-- Activity --
Wherever the string "sold" appears in a line of the listing below, report that line.
********************
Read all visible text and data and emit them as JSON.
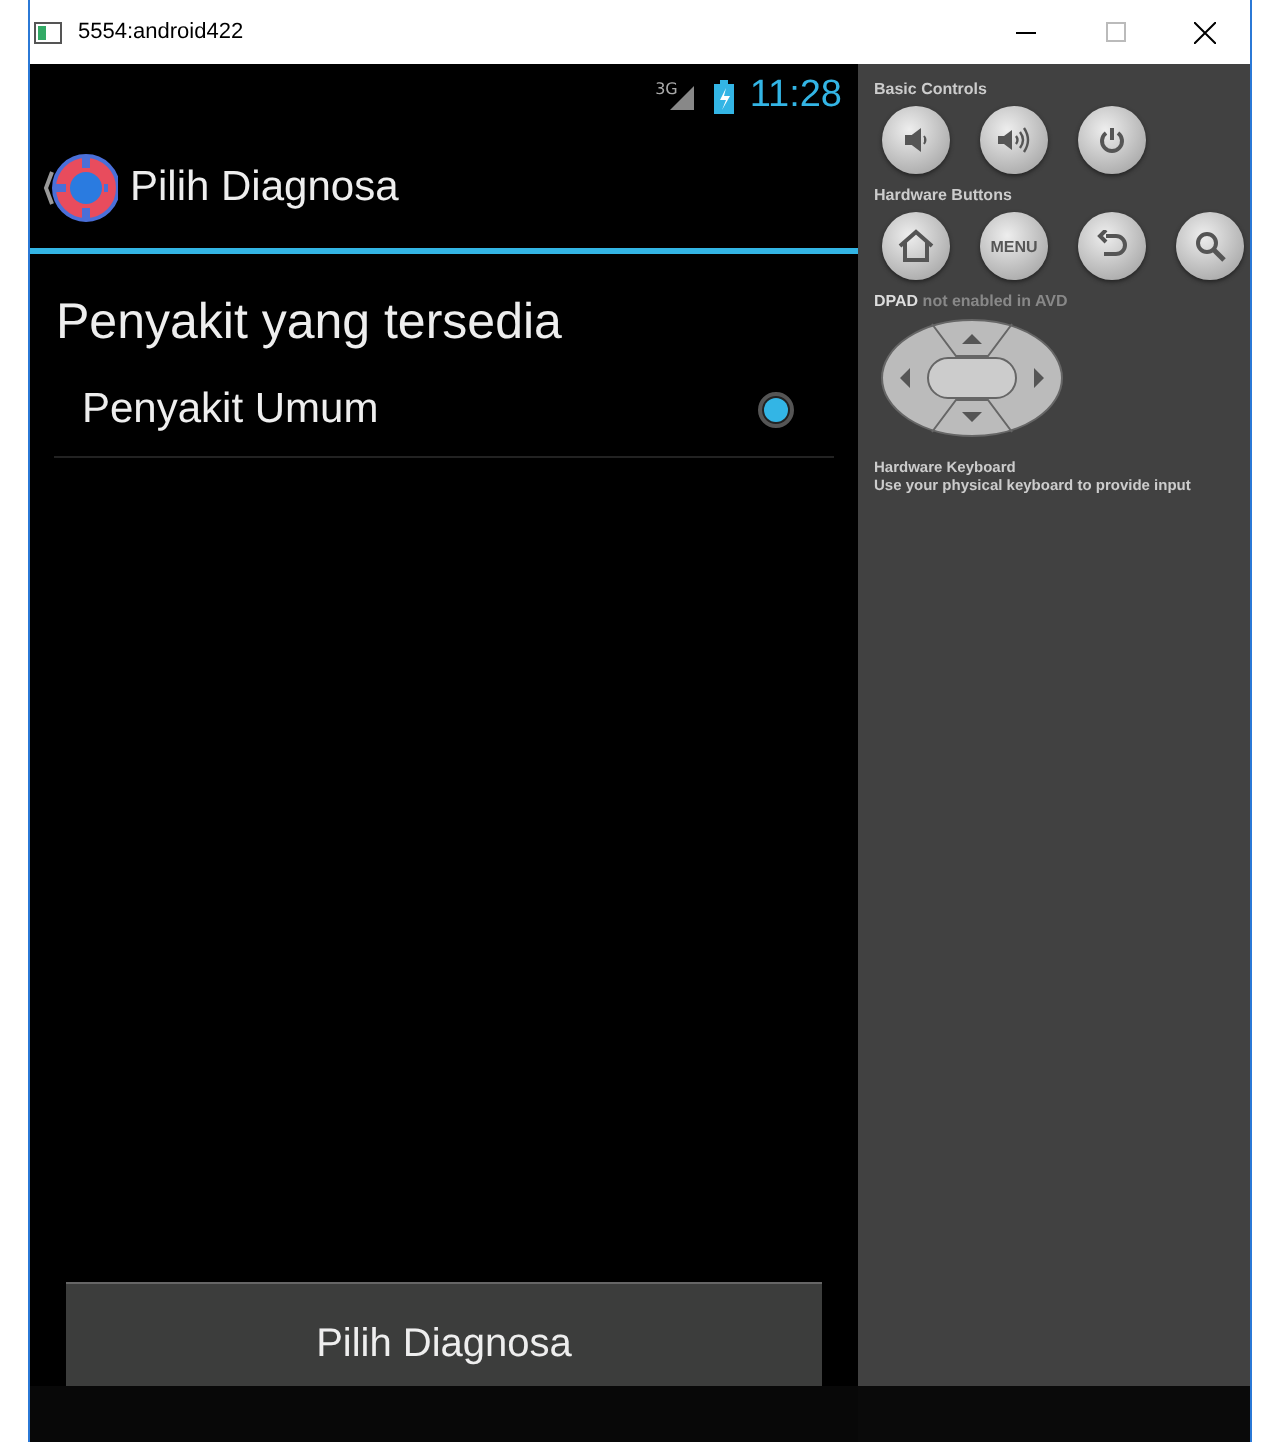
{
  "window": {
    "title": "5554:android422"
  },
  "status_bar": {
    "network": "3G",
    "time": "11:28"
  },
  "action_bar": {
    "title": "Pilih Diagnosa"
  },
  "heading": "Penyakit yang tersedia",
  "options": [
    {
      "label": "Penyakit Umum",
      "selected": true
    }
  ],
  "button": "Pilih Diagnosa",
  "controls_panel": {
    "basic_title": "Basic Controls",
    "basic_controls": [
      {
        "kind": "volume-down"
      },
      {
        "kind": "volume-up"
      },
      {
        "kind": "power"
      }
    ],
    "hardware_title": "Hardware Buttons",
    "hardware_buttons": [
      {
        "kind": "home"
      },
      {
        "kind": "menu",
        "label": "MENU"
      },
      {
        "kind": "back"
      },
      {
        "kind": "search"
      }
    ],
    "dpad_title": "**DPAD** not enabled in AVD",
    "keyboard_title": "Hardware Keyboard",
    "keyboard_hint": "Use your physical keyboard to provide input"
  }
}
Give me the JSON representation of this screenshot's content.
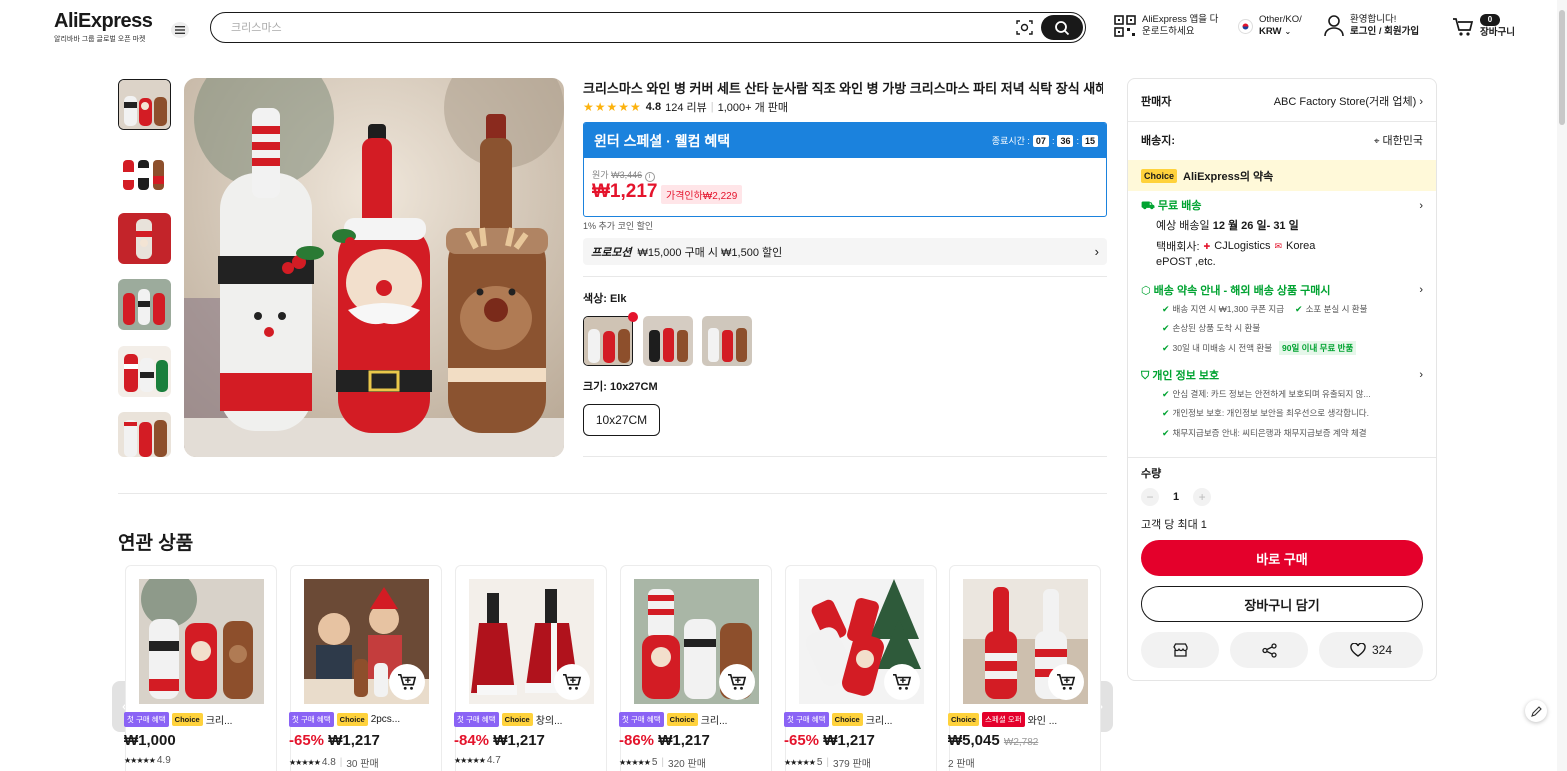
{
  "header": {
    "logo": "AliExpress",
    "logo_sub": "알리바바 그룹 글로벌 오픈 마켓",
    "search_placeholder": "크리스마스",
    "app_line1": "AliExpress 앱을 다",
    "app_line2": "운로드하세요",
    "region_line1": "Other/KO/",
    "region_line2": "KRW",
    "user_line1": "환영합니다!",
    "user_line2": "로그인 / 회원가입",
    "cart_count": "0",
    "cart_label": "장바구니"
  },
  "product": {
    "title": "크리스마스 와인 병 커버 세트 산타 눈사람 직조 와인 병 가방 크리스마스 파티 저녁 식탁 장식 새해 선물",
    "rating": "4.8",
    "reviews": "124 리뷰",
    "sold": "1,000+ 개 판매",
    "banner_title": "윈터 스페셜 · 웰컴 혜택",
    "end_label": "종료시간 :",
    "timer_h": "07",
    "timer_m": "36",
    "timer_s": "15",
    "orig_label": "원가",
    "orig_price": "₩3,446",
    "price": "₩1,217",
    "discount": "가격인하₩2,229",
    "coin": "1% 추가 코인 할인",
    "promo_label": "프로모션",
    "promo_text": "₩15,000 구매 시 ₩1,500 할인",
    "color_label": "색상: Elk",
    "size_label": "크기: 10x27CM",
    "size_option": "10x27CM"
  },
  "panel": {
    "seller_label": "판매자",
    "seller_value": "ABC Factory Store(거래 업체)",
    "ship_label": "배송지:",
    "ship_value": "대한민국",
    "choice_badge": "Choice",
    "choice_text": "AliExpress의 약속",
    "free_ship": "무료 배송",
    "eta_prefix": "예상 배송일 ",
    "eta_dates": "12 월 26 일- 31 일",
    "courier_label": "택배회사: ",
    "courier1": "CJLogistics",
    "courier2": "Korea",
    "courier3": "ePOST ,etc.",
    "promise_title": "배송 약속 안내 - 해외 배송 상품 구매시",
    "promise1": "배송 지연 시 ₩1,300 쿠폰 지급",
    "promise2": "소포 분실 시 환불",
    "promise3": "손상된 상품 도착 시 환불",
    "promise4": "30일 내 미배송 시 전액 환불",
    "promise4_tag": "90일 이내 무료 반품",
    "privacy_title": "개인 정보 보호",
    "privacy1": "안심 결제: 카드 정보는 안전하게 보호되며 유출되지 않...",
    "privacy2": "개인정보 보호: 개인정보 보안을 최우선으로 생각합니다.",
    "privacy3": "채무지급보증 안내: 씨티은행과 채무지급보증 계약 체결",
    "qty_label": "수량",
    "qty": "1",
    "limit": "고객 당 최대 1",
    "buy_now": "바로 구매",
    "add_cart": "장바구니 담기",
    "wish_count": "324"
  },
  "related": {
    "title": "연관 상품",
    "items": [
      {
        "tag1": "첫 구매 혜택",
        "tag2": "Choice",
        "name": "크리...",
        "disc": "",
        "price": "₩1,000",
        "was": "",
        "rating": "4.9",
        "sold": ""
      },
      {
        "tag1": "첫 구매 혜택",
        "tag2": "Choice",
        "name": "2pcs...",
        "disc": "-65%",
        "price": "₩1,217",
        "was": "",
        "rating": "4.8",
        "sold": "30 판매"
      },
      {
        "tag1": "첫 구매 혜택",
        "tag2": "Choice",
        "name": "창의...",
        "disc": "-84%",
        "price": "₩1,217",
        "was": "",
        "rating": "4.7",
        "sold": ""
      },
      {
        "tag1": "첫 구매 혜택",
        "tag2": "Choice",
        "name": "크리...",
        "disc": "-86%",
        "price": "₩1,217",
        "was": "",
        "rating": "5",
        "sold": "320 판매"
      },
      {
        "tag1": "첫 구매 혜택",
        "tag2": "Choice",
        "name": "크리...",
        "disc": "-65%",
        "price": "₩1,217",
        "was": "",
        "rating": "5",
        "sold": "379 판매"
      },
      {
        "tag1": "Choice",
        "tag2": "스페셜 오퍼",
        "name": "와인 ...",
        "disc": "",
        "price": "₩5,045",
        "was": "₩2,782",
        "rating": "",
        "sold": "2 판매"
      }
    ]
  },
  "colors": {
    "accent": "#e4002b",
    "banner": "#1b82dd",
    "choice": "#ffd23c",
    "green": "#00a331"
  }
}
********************
-- Exercise response --
    "sold": "1,000+ 개 판매",
        "sold": ""
        "sold": "30 판매"
        "sold": ""
        "sold": "320 판매"
        "sold": "379 판매"
        "sold": "2 판매"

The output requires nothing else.